The Full Court confirms that a s81A referral does not require watertight evidence The Full Court confirms that a s81A referral does not require watertight evidence

The Full Court confirms that a s81A referral does not require watertight evidence

2 June 2020 | Workers' Compensation

An employer disputed liability for a physical injury based on a medical opinion that was ambiguous on its face as to the nature and cause of a worker’s injury, an injury which clearly had some relationship to work.

In Issue

Whether, at s81A hearing stage:

  • The worker's claim is limited to what is described in the claim form and medical certificate; and
  • A medical opinion which does not provide a conclusive opinion on causation is sufficient for a reasonably arguable case finding.

The background

The worker made a claim for compensation for an injury that was asserted to have occurred on 4 May 2018 after driving a 'battery reach fork'. As he walked away, he felt severe pain in his lower back and pain through his right hip. The initial workers' compensation medical certificate described the condition as an injury and a new condition (not an aggravation of a pre-existing one). There was a history of back pain and treatment pre-dating the claim. 

The worker was examined by a neurosurgeon who diagnosed aggravation of lumbar spondylosis and concluded that a reasonable argument can be made that his employment has been a major contributing factor to the aggravation of lumbar spondylosis. The neurosurgeon suggested the worker did not suffer a traumatic incident on 4 May however the acute symptoms he experienced on that day were due to pre-existing lumbar spondylosis to which employment over a long period of time has made some contribution including by acceleration.

The employer relied upon this opinion to dispute that the worker had suffered an injury in accordance with s25 of the Act.

The Tribunal’s Decision

The Tribunal found that there was a reasonably arguable case in accordance with s81A of the Act that the employer was not liable for the worker's injury. Accepting the employer's argument that based on the neurosurgeon's opinion, it was reasonably arguable that the worker had not suffered a work related injury on 4 May 2018. It was conceded that there may well have been a pre-existing condition which was work related, but that the claim (as described by the worker in the claim form and the treating GP in the medical certificate) related to an injury in the primary sense (not an aggravation or acceleration) which had occurred on 4 May 2018, and the neurosurgeon's opinion was that there was no work related event or activity on that date that resulted in a such an injury. In any event, the neurosurgeon's evidence did not establish a causal link between an incident on 4 May and a specific injury or aggravation.

The Supreme Court Decision

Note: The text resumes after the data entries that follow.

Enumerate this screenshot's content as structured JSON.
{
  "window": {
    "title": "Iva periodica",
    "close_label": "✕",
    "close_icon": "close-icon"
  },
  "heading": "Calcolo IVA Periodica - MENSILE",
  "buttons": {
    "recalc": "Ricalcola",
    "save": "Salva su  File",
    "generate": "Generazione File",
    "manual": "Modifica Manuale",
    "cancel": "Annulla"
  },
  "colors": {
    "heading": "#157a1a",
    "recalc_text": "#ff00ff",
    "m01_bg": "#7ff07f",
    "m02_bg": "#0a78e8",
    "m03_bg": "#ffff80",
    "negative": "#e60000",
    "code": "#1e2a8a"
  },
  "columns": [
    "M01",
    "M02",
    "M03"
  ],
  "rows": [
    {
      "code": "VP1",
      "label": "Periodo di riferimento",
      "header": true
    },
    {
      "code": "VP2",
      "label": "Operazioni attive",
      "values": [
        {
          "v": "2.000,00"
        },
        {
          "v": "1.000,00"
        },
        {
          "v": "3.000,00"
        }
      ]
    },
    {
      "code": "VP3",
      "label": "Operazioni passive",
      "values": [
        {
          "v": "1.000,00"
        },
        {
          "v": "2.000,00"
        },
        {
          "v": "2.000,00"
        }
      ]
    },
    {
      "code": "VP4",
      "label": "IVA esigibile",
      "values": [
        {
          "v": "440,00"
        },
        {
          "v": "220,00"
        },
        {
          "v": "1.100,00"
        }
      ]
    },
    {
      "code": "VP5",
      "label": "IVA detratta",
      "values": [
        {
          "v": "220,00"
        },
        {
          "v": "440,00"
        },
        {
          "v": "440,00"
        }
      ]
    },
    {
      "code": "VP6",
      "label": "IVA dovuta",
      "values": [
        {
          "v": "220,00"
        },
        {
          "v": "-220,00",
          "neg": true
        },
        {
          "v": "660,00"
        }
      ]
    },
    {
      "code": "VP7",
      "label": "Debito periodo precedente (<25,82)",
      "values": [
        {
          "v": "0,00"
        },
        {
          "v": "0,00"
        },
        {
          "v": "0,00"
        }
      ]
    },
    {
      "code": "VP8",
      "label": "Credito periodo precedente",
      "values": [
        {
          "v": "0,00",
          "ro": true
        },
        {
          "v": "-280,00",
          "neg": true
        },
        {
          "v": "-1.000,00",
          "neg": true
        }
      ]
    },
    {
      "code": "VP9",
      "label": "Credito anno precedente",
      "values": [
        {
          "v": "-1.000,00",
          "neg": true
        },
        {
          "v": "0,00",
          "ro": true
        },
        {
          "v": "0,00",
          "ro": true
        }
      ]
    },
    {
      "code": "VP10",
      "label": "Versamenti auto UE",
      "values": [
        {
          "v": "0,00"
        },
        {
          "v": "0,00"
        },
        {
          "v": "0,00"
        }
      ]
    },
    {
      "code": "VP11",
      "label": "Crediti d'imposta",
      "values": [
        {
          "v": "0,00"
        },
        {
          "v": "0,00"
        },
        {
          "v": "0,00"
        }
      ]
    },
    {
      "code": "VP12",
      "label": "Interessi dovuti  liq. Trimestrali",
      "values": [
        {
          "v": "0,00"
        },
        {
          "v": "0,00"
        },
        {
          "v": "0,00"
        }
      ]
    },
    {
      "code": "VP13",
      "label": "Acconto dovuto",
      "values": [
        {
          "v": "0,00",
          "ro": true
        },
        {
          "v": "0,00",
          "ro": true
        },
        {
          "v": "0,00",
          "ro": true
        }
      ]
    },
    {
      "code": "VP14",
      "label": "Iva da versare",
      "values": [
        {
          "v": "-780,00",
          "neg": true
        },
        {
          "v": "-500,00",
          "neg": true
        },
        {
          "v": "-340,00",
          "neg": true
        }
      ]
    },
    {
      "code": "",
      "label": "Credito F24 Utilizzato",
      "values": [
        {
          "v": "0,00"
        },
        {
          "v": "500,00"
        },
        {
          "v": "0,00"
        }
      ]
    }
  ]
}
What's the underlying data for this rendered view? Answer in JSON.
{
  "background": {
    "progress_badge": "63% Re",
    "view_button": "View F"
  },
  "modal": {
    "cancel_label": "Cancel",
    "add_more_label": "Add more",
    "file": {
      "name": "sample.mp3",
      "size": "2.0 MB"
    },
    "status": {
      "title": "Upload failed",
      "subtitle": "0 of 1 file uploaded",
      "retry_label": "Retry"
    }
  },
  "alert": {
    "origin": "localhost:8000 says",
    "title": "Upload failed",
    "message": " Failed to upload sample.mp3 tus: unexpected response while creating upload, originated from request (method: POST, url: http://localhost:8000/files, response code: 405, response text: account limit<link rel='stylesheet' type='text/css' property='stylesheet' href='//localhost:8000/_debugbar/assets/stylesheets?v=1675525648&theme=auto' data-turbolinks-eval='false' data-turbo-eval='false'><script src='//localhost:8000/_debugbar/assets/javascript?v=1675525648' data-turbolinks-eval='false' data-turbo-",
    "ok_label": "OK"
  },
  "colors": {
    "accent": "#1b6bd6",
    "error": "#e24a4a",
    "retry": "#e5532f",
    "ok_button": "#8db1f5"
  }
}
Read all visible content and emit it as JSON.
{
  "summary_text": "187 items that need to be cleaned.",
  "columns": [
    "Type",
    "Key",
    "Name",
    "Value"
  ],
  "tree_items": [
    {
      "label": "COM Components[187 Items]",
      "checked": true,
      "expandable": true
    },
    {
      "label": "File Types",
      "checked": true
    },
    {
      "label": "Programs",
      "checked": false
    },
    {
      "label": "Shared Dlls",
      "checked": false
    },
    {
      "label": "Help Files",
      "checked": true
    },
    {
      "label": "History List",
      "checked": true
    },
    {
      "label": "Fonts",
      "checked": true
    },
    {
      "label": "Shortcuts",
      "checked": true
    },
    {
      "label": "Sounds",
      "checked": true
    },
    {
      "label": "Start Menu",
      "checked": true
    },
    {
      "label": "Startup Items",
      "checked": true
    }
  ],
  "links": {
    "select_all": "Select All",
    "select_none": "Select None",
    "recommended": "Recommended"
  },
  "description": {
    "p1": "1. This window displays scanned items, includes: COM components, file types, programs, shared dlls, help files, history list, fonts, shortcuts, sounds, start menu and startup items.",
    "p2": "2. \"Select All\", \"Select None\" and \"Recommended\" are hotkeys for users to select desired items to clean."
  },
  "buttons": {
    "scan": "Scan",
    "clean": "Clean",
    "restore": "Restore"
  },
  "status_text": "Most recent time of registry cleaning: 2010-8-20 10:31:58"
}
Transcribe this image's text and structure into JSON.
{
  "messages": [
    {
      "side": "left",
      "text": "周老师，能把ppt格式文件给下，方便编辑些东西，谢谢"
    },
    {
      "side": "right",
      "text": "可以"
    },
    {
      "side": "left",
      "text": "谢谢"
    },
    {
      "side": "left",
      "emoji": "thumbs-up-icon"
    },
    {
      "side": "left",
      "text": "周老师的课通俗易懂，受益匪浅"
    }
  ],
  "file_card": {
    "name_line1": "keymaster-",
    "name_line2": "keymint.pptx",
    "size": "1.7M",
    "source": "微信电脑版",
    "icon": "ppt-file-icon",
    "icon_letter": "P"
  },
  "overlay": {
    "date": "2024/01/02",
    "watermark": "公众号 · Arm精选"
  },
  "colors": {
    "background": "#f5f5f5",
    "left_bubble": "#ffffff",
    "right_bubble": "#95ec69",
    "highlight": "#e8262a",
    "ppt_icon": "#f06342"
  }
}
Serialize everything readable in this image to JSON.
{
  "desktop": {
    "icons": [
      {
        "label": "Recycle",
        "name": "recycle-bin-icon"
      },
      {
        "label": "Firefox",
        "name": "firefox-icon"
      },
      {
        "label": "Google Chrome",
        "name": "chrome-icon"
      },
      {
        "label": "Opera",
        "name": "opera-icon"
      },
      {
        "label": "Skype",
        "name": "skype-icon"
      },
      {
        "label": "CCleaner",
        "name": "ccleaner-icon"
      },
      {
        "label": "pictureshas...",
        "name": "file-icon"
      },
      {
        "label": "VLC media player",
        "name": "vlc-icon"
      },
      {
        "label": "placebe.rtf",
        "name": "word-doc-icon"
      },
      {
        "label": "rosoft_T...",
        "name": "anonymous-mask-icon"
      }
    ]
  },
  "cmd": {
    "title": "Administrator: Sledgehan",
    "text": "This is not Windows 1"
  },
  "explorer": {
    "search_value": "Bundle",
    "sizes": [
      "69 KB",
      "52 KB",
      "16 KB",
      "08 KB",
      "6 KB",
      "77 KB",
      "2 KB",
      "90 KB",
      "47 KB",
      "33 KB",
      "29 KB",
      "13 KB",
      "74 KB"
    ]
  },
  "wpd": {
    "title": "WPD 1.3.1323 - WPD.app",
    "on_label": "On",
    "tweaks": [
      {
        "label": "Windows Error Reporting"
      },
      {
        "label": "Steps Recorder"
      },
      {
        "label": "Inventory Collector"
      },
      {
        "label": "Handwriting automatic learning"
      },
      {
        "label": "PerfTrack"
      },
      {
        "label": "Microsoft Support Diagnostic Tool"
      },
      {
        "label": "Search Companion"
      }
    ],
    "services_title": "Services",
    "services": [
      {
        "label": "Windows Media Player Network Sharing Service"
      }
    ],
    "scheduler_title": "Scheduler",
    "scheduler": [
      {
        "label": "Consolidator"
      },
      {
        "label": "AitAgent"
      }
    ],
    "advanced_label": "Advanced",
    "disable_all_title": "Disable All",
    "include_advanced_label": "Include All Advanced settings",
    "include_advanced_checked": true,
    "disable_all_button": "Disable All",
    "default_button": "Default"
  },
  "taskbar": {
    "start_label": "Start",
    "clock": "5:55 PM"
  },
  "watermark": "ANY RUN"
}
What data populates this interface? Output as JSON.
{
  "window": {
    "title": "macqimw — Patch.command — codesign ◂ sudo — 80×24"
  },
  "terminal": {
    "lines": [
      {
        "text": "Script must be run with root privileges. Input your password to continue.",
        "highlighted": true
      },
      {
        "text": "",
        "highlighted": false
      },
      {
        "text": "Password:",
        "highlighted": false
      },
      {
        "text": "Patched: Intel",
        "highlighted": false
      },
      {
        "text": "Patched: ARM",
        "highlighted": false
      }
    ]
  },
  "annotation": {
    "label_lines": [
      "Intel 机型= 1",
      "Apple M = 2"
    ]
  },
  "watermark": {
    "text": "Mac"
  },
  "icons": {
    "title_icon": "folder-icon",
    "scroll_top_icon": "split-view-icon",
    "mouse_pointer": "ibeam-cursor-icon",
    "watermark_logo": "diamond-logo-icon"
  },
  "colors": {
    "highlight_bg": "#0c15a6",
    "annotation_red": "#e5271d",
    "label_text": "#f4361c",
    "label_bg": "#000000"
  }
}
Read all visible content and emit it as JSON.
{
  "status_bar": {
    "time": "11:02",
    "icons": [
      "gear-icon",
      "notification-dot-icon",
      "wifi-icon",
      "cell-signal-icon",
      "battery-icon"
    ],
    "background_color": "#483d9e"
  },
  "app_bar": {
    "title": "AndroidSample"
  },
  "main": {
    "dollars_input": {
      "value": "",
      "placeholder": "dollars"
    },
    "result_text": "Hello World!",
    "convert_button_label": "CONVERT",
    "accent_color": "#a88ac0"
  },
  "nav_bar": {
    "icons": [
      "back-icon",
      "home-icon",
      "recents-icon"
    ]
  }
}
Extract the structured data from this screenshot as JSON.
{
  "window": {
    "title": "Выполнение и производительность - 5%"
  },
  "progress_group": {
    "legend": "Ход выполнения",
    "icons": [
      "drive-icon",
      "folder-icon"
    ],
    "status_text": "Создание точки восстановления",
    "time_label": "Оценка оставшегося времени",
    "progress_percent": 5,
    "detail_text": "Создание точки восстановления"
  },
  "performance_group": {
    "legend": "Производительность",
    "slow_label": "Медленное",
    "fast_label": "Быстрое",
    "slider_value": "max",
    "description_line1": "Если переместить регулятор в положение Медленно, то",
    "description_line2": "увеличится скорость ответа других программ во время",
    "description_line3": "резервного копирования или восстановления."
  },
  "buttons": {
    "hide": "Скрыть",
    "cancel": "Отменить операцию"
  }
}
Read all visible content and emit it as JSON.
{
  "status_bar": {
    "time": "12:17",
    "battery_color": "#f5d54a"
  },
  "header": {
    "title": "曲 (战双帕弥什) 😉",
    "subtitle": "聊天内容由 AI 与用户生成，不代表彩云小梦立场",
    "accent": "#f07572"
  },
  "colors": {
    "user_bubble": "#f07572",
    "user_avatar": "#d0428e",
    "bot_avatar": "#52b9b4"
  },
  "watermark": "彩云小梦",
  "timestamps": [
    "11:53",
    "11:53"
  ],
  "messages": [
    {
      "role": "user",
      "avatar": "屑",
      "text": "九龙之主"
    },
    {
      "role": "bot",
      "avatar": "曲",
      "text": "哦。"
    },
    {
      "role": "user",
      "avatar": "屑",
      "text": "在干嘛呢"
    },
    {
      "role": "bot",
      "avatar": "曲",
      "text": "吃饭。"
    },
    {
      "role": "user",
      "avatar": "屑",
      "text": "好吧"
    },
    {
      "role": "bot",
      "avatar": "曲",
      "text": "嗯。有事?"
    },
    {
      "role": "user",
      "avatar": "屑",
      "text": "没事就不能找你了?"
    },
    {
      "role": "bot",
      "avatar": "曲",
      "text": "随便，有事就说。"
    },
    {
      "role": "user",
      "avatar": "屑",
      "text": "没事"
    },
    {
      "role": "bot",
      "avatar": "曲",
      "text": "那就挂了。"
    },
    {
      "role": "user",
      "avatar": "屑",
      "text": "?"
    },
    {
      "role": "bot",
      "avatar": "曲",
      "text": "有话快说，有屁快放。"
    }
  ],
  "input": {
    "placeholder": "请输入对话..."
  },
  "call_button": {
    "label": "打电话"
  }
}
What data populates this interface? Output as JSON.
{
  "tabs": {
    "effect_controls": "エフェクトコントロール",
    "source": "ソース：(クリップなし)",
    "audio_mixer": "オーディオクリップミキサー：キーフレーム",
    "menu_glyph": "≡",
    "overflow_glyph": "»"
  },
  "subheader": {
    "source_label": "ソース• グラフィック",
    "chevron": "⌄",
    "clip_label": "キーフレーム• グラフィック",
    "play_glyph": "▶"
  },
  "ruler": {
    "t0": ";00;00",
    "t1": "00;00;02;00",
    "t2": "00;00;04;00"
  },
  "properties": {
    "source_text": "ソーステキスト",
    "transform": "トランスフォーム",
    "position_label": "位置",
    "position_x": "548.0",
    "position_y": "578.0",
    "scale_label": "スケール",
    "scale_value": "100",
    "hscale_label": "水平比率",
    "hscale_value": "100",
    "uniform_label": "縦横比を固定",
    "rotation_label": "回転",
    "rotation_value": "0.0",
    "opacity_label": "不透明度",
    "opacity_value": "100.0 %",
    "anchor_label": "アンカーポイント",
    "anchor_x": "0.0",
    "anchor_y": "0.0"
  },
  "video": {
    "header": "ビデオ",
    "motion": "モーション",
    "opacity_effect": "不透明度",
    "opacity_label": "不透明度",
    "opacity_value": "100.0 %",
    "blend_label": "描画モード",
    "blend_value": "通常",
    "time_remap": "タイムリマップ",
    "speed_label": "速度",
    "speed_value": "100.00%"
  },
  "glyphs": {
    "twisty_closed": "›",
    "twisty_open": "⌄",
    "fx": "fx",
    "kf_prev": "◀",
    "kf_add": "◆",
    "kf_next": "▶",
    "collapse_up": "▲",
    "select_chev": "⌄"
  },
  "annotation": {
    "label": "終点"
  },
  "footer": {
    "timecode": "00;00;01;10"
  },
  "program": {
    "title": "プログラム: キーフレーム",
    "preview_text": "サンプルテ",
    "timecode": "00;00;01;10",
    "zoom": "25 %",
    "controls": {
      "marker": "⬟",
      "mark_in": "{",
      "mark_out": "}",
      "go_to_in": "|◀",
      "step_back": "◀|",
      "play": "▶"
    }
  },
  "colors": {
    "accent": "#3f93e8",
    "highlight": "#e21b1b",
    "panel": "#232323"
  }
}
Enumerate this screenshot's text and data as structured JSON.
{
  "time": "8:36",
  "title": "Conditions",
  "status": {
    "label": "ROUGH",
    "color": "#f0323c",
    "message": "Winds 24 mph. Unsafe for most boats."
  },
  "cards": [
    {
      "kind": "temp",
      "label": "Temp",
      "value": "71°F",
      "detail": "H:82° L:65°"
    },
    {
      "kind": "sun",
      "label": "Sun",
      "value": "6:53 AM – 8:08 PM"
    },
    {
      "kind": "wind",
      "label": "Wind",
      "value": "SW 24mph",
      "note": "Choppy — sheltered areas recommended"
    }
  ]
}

The Court did not accept that the claim is defined and constrained by what the worker describes in the claim form, nor what the GP states in the medical certificate. The worker is not required to identify which pathway under s25 (be it injury, disease or aggravation) his condition falls under. All that is required is that he provide sufficient information for the employer to be able to identify the injury.

However, the Tribunal's reasonably arguable case finding was upheld because the neurosurgeon's opinion may or may not support a finding that employment was the major or most significant contributing factor to the aggravation (as required by s25 and s3(1)). In these circumstances (as St Helens Oysters Pty Ltd v Coatsworth [2007] TASSC 90) it was not possible to determine whether the employment was the major or most significant factor in the aggravation which was sufficient for a reasonably arguable case finding.

The Full Court Decision

The Supreme Court decision was upheld.

The Full Court confirmed that the issue for the Tribunal was whether the neurosurgeon's opinion might reasonably be argued as establishing that the major or most significant contributing factor could not be said to be the worker's employment, because it was not possible to determine what role his employment actually played in the exacerbation of his congenital spondylosis, as opposed to other factors, including the natural progression of the degenerative changes in his spine.

Confirming importantly: what the employer is required to prove is not that there is no liability under s25 of the Act, but only that there exists a reasonable chance that the worker will be unable to discharge his onus of proof that will ultimately rest with the worker on a final s42 hearing of the worker's claim. The employer was not required to positively prove that some specific factor other than the worker's employment was the major or most significant contributing factor.

The Full Court accepted that the neurosurgeon's opinion was insufficient to establish employment as the major or most significant contributing factor, inferring that he had the opportunity to clearly state that employment was the major or most significant contributing factor if he had believed so. However he did not use those words in his report.

Implications for you

It can be difficult to pin an expert down on his or her opinion. At s81A stage, where there is limited time to investigate causation, it will usually be sufficient to bring a claim into dispute if the evidence suggests that employment may not be the cause of the injury, disease or aggravation. If relying upon medical evidence it is important that the assessor has taken a complete history and undertaken a comprehensive analysis of issues to support an argument that the expert opinion complies with expert codes of conduct. Mercifully, an employer should not have to establish that a possible non-work related cause is the cause of the injury.

Bradshaw v Tasmania Networks Pty Ltd [2020] TASFC 2

Author

Hannah Hughes

Hannah Hughes

Senior Associate